TRY IT: No images, please. Copy each entry below exactly as it reads.

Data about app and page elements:

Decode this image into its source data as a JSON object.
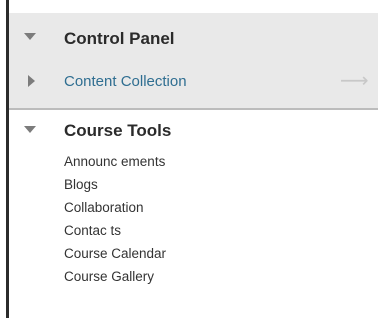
{
  "control_panel": {
    "title": "Control Panel",
    "expanded": true,
    "items": [
      {
        "label": "Content Collection",
        "collapsed": true,
        "link_color": "#2f6e91",
        "trailing_icon": "arrow-right-icon"
      }
    ]
  },
  "course_tools": {
    "title": "Course Tools",
    "expanded": true,
    "items": [
      {
        "label": "Announc ements"
      },
      {
        "label": "Blogs"
      },
      {
        "label": "Collaboration"
      },
      {
        "label": "Contac ts"
      },
      {
        "label": "Course Calendar"
      },
      {
        "label": "Course Gallery"
      }
    ]
  },
  "colors": {
    "section_background": "#e9e9e9",
    "heading_text": "#2b2b2b",
    "link_text": "#2f6e91",
    "triangle": "#7c7c7c",
    "left_border": "#2b2b2b"
  }
}
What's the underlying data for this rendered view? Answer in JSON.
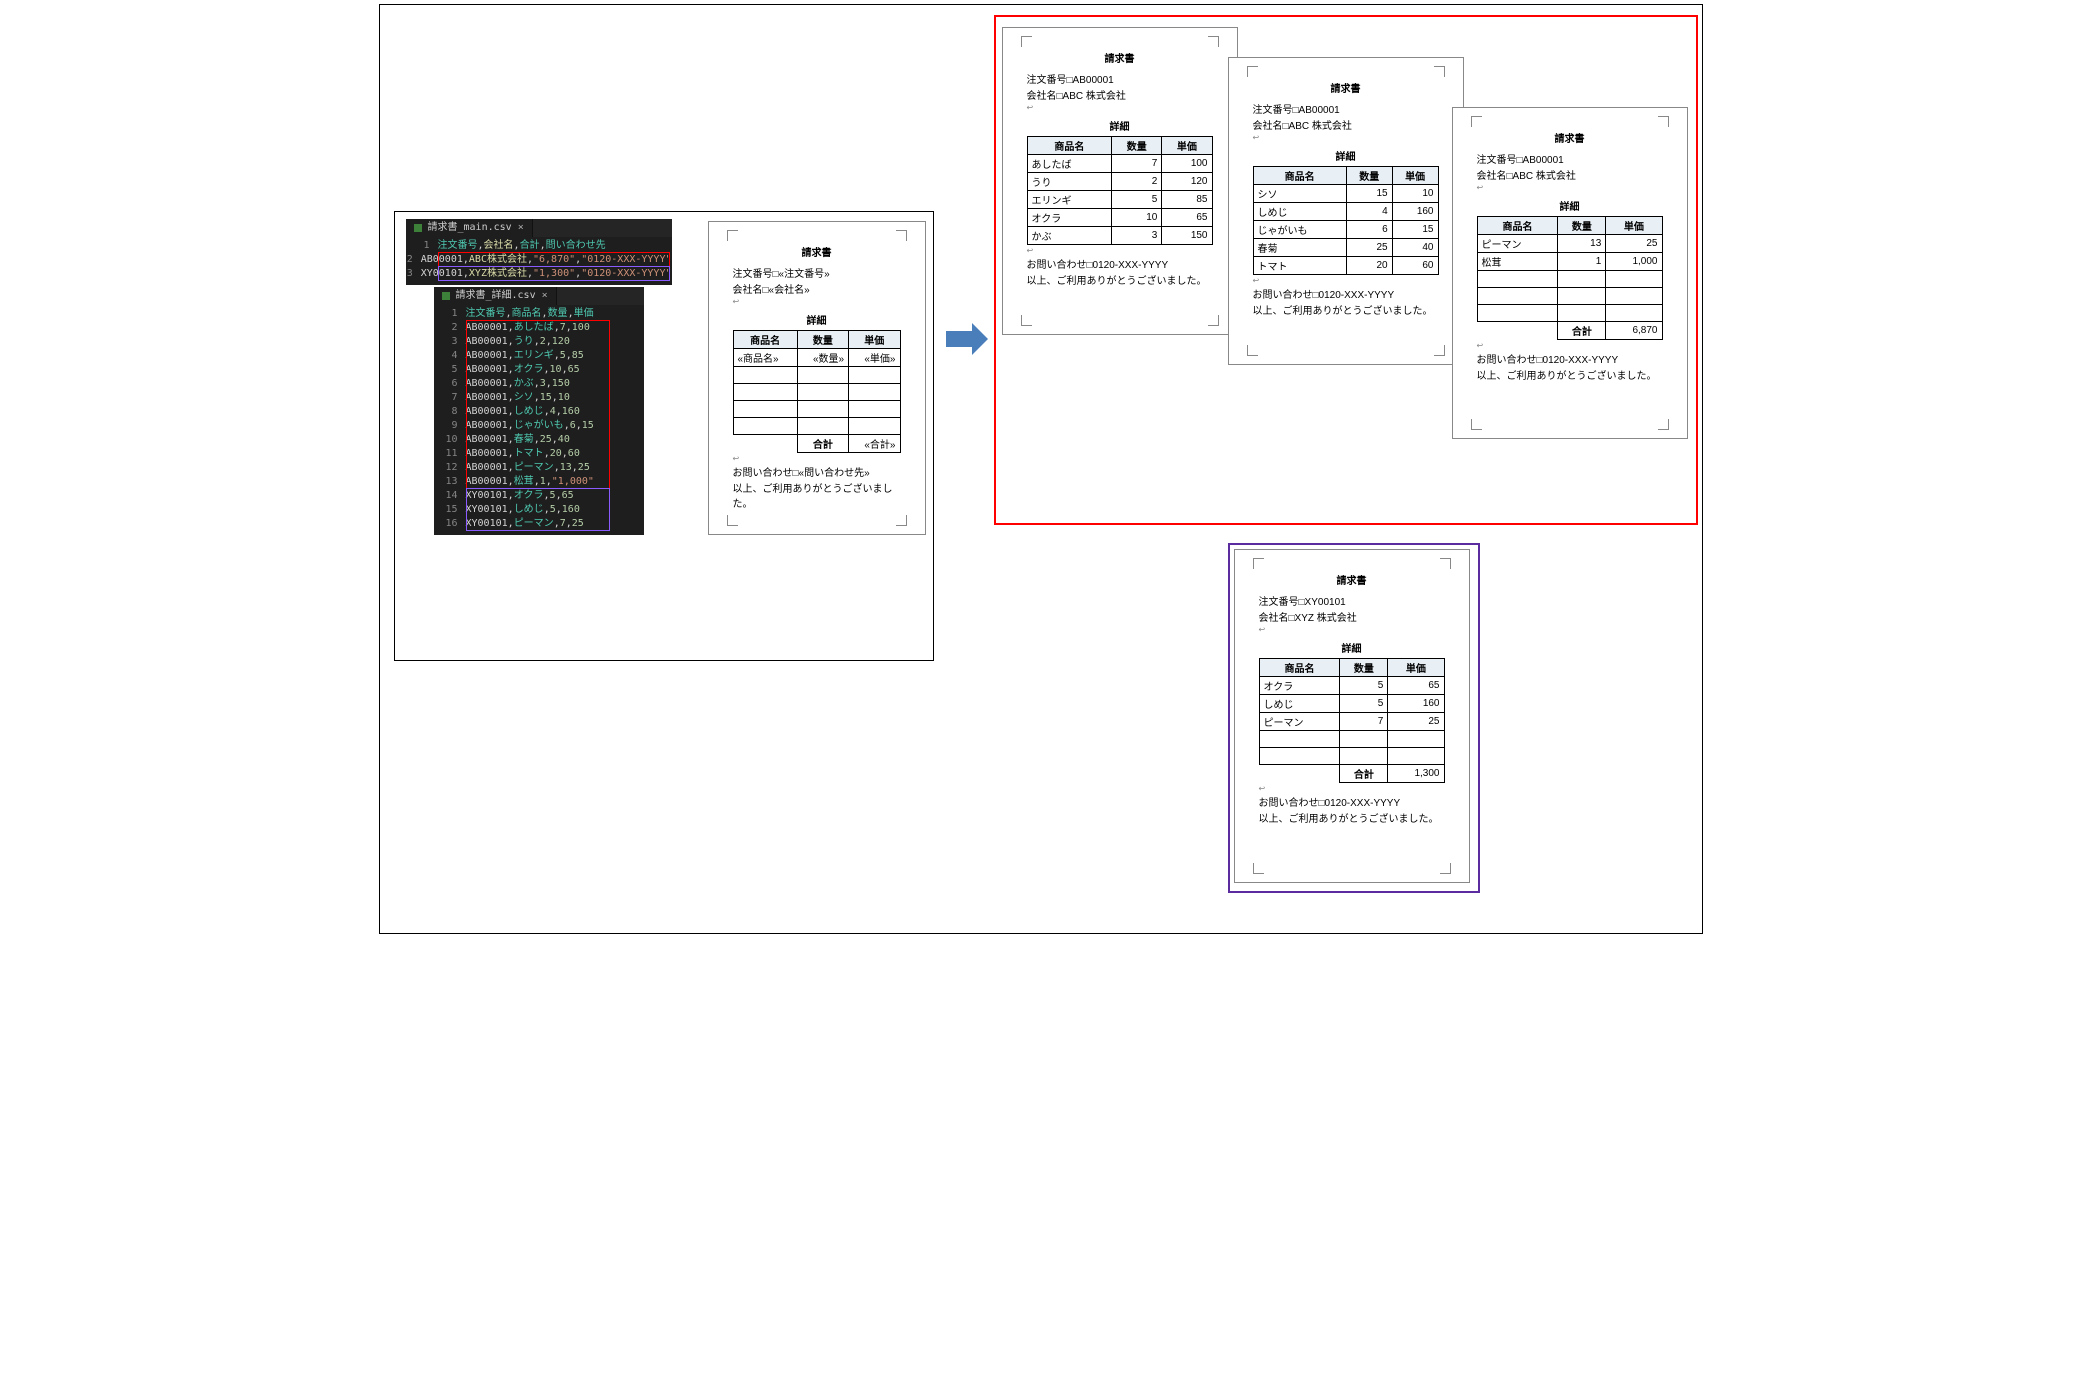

ANSWER FOR THIS EXERCISE:
Decode this image into its source data as a JSON object.
{
  "control_panel": {
    "title": "Control Panel",
    "expanded": true,
    "items": [
      {
        "label": "Content Collection",
        "collapsed": true,
        "link_color": "#2f6e91",
        "trailing_icon": "arrow-right-icon"
      }
    ]
  },
  "course_tools": {
    "title": "Course Tools",
    "expanded": true,
    "items": [
      {
        "label": "Announc ements"
      },
      {
        "label": "Blogs"
      },
      {
        "label": "Collaboration"
      },
      {
        "label": "Contac ts"
      },
      {
        "label": "Course Calendar"
      },
      {
        "label": "Course Gallery"
      }
    ]
  },
  "colors": {
    "section_background": "#e9e9e9",
    "heading_text": "#2b2b2b",
    "link_text": "#2f6e91",
    "triangle": "#7c7c7c",
    "left_border": "#2b2b2b"
  }
}
What's the underlying data for this rendered view? Answer in JSON.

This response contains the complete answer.